_SUPPLIED DATA_:
^^^^

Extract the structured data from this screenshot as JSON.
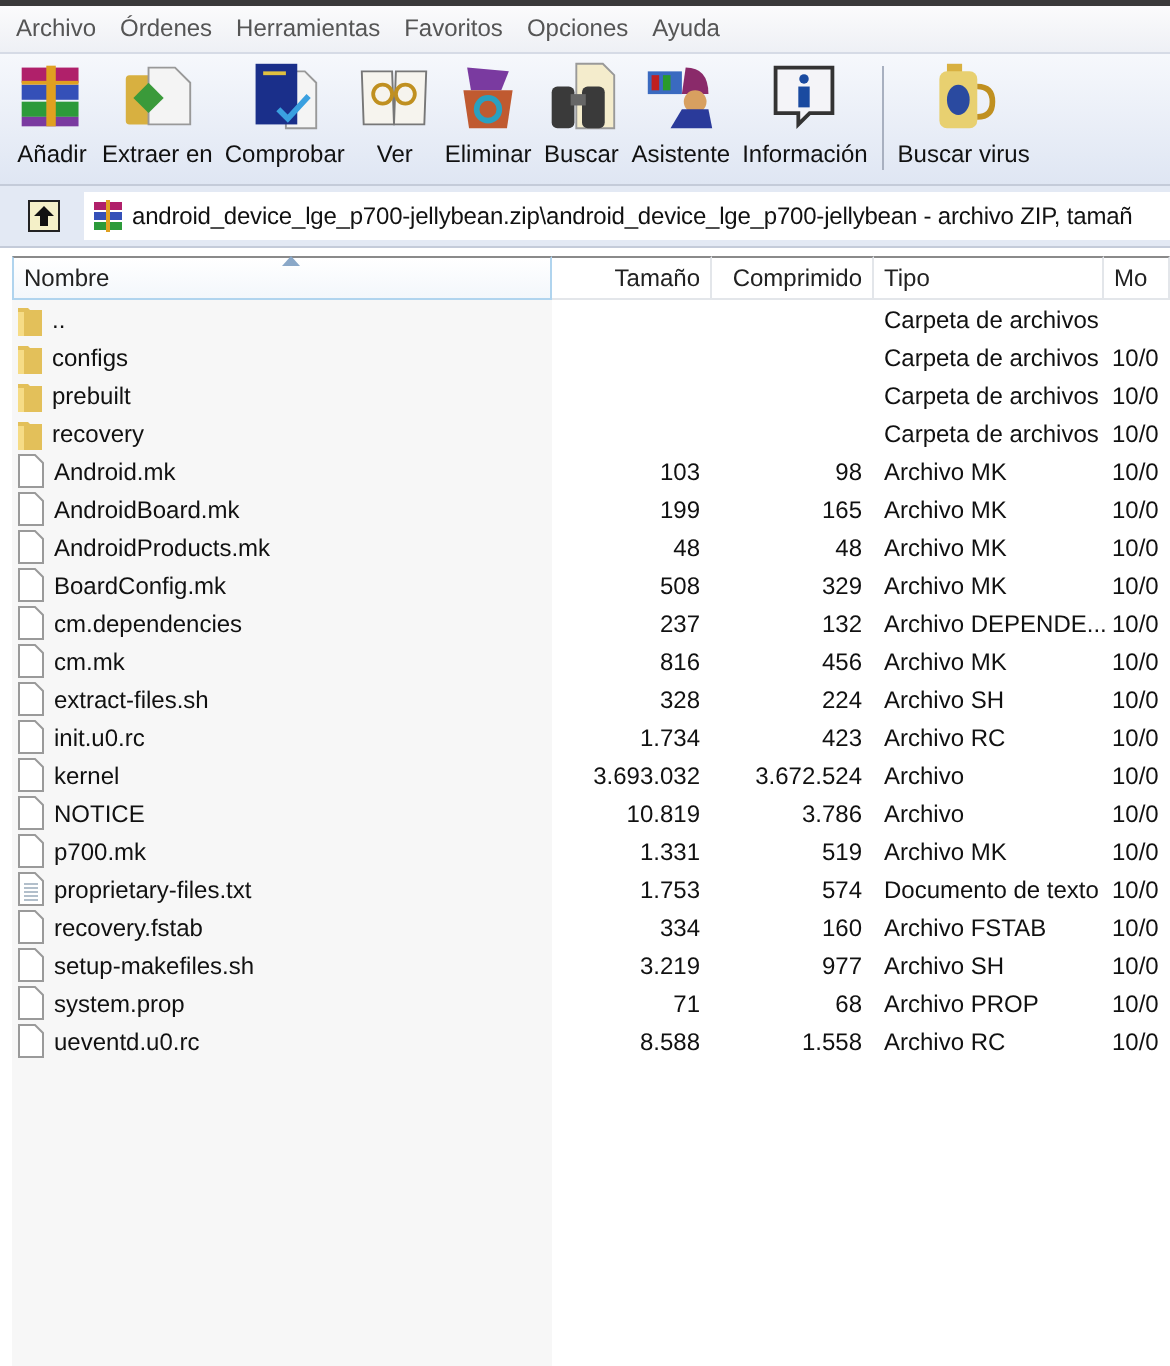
{
  "menu": [
    "Archivo",
    "Órdenes",
    "Herramientas",
    "Favoritos",
    "Opciones",
    "Ayuda"
  ],
  "toolbar": [
    {
      "label": "Añadir",
      "separator_before": false
    },
    {
      "label": "Extraer en",
      "separator_before": false
    },
    {
      "label": "Comprobar",
      "separator_before": false
    },
    {
      "label": "Ver",
      "separator_before": false
    },
    {
      "label": "Eliminar",
      "separator_before": false
    },
    {
      "label": "Buscar",
      "separator_before": false
    },
    {
      "label": "Asistente",
      "separator_before": false
    },
    {
      "label": "Información",
      "separator_before": false
    },
    {
      "label": "Buscar virus",
      "separator_before": true
    }
  ],
  "address": {
    "path": "android_device_lge_p700-jellybean.zip\\android_device_lge_p700-jellybean - archivo ZIP, tamañ"
  },
  "table": {
    "columns": [
      {
        "label": "Nombre",
        "sorted": true
      },
      {
        "label": "Tamaño",
        "sorted": false
      },
      {
        "label": "Comprimido",
        "sorted": false
      },
      {
        "label": "Tipo",
        "sorted": false
      },
      {
        "label": "Mo",
        "sorted": false
      }
    ],
    "rows": [
      {
        "kind": "folder",
        "name": "..",
        "size": "",
        "packed": "",
        "type": "Carpeta de archivos",
        "modified": ""
      },
      {
        "kind": "folder",
        "name": "configs",
        "size": "",
        "packed": "",
        "type": "Carpeta de archivos",
        "modified": "10/0"
      },
      {
        "kind": "folder",
        "name": "prebuilt",
        "size": "",
        "packed": "",
        "type": "Carpeta de archivos",
        "modified": "10/0"
      },
      {
        "kind": "folder",
        "name": "recovery",
        "size": "",
        "packed": "",
        "type": "Carpeta de archivos",
        "modified": "10/0"
      },
      {
        "kind": "file",
        "name": "Android.mk",
        "size": "103",
        "packed": "98",
        "type": "Archivo MK",
        "modified": "10/0"
      },
      {
        "kind": "file",
        "name": "AndroidBoard.mk",
        "size": "199",
        "packed": "165",
        "type": "Archivo MK",
        "modified": "10/0"
      },
      {
        "kind": "file",
        "name": "AndroidProducts.mk",
        "size": "48",
        "packed": "48",
        "type": "Archivo MK",
        "modified": "10/0"
      },
      {
        "kind": "file",
        "name": "BoardConfig.mk",
        "size": "508",
        "packed": "329",
        "type": "Archivo MK",
        "modified": "10/0"
      },
      {
        "kind": "file",
        "name": "cm.dependencies",
        "size": "237",
        "packed": "132",
        "type": "Archivo DEPENDE...",
        "modified": "10/0"
      },
      {
        "kind": "file",
        "name": "cm.mk",
        "size": "816",
        "packed": "456",
        "type": "Archivo MK",
        "modified": "10/0"
      },
      {
        "kind": "file",
        "name": "extract-files.sh",
        "size": "328",
        "packed": "224",
        "type": "Archivo SH",
        "modified": "10/0"
      },
      {
        "kind": "file",
        "name": "init.u0.rc",
        "size": "1.734",
        "packed": "423",
        "type": "Archivo RC",
        "modified": "10/0"
      },
      {
        "kind": "file",
        "name": "kernel",
        "size": "3.693.032",
        "packed": "3.672.524",
        "type": "Archivo",
        "modified": "10/0"
      },
      {
        "kind": "file",
        "name": "NOTICE",
        "size": "10.819",
        "packed": "3.786",
        "type": "Archivo",
        "modified": "10/0"
      },
      {
        "kind": "file",
        "name": "p700.mk",
        "size": "1.331",
        "packed": "519",
        "type": "Archivo MK",
        "modified": "10/0"
      },
      {
        "kind": "text",
        "name": "proprietary-files.txt",
        "size": "1.753",
        "packed": "574",
        "type": "Documento de texto",
        "modified": "10/0"
      },
      {
        "kind": "file",
        "name": "recovery.fstab",
        "size": "334",
        "packed": "160",
        "type": "Archivo FSTAB",
        "modified": "10/0"
      },
      {
        "kind": "file",
        "name": "setup-makefiles.sh",
        "size": "3.219",
        "packed": "977",
        "type": "Archivo SH",
        "modified": "10/0"
      },
      {
        "kind": "file",
        "name": "system.prop",
        "size": "71",
        "packed": "68",
        "type": "Archivo PROP",
        "modified": "10/0"
      },
      {
        "kind": "file",
        "name": "ueventd.u0.rc",
        "size": "8.588",
        "packed": "1.558",
        "type": "Archivo RC",
        "modified": "10/0"
      }
    ]
  }
}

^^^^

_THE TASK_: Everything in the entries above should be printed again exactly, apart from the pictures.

_RESULT_:
Extract the structured data from this screenshot as JSON.
{
  "menu": [
    "Archivo",
    "Órdenes",
    "Herramientas",
    "Favoritos",
    "Opciones",
    "Ayuda"
  ],
  "toolbar": [
    {
      "label": "Añadir",
      "separator_before": false
    },
    {
      "label": "Extraer en",
      "separator_before": false
    },
    {
      "label": "Comprobar",
      "separator_before": false
    },
    {
      "label": "Ver",
      "separator_before": false
    },
    {
      "label": "Eliminar",
      "separator_before": false
    },
    {
      "label": "Buscar",
      "separator_before": false
    },
    {
      "label": "Asistente",
      "separator_before": false
    },
    {
      "label": "Información",
      "separator_before": false
    },
    {
      "label": "Buscar virus",
      "separator_before": true
    }
  ],
  "address": {
    "path": "android_device_lge_p700-jellybean.zip\\android_device_lge_p700-jellybean - archivo ZIP, tamañ"
  },
  "table": {
    "columns": [
      {
        "label": "Nombre",
        "sorted": true
      },
      {
        "label": "Tamaño",
        "sorted": false
      },
      {
        "label": "Comprimido",
        "sorted": false
      },
      {
        "label": "Tipo",
        "sorted": false
      },
      {
        "label": "Mo",
        "sorted": false
      }
    ],
    "rows": [
      {
        "kind": "folder",
        "name": "..",
        "size": "",
        "packed": "",
        "type": "Carpeta de archivos",
        "modified": ""
      },
      {
        "kind": "folder",
        "name": "configs",
        "size": "",
        "packed": "",
        "type": "Carpeta de archivos",
        "modified": "10/0"
      },
      {
        "kind": "folder",
        "name": "prebuilt",
        "size": "",
        "packed": "",
        "type": "Carpeta de archivos",
        "modified": "10/0"
      },
      {
        "kind": "folder",
        "name": "recovery",
        "size": "",
        "packed": "",
        "type": "Carpeta de archivos",
        "modified": "10/0"
      },
      {
        "kind": "file",
        "name": "Android.mk",
        "size": "103",
        "packed": "98",
        "type": "Archivo MK",
        "modified": "10/0"
      },
      {
        "kind": "file",
        "name": "AndroidBoard.mk",
        "size": "199",
        "packed": "165",
        "type": "Archivo MK",
        "modified": "10/0"
      },
      {
        "kind": "file",
        "name": "AndroidProducts.mk",
        "size": "48",
        "packed": "48",
        "type": "Archivo MK",
        "modified": "10/0"
      },
      {
        "kind": "file",
        "name": "BoardConfig.mk",
        "size": "508",
        "packed": "329",
        "type": "Archivo MK",
        "modified": "10/0"
      },
      {
        "kind": "file",
        "name": "cm.dependencies",
        "size": "237",
        "packed": "132",
        "type": "Archivo DEPENDE...",
        "modified": "10/0"
      },
      {
        "kind": "file",
        "name": "cm.mk",
        "size": "816",
        "packed": "456",
        "type": "Archivo MK",
        "modified": "10/0"
      },
      {
        "kind": "file",
        "name": "extract-files.sh",
        "size": "328",
        "packed": "224",
        "type": "Archivo SH",
        "modified": "10/0"
      },
      {
        "kind": "file",
        "name": "init.u0.rc",
        "size": "1.734",
        "packed": "423",
        "type": "Archivo RC",
        "modified": "10/0"
      },
      {
        "kind": "file",
        "name": "kernel",
        "size": "3.693.032",
        "packed": "3.672.524",
        "type": "Archivo",
        "modified": "10/0"
      },
      {
        "kind": "file",
        "name": "NOTICE",
        "size": "10.819",
        "packed": "3.786",
        "type": "Archivo",
        "modified": "10/0"
      },
      {
        "kind": "file",
        "name": "p700.mk",
        "size": "1.331",
        "packed": "519",
        "type": "Archivo MK",
        "modified": "10/0"
      },
      {
        "kind": "text",
        "name": "proprietary-files.txt",
        "size": "1.753",
        "packed": "574",
        "type": "Documento de texto",
        "modified": "10/0"
      },
      {
        "kind": "file",
        "name": "recovery.fstab",
        "size": "334",
        "packed": "160",
        "type": "Archivo FSTAB",
        "modified": "10/0"
      },
      {
        "kind": "file",
        "name": "setup-makefiles.sh",
        "size": "3.219",
        "packed": "977",
        "type": "Archivo SH",
        "modified": "10/0"
      },
      {
        "kind": "file",
        "name": "system.prop",
        "size": "71",
        "packed": "68",
        "type": "Archivo PROP",
        "modified": "10/0"
      },
      {
        "kind": "file",
        "name": "ueventd.u0.rc",
        "size": "8.588",
        "packed": "1.558",
        "type": "Archivo RC",
        "modified": "10/0"
      }
    ]
  }
}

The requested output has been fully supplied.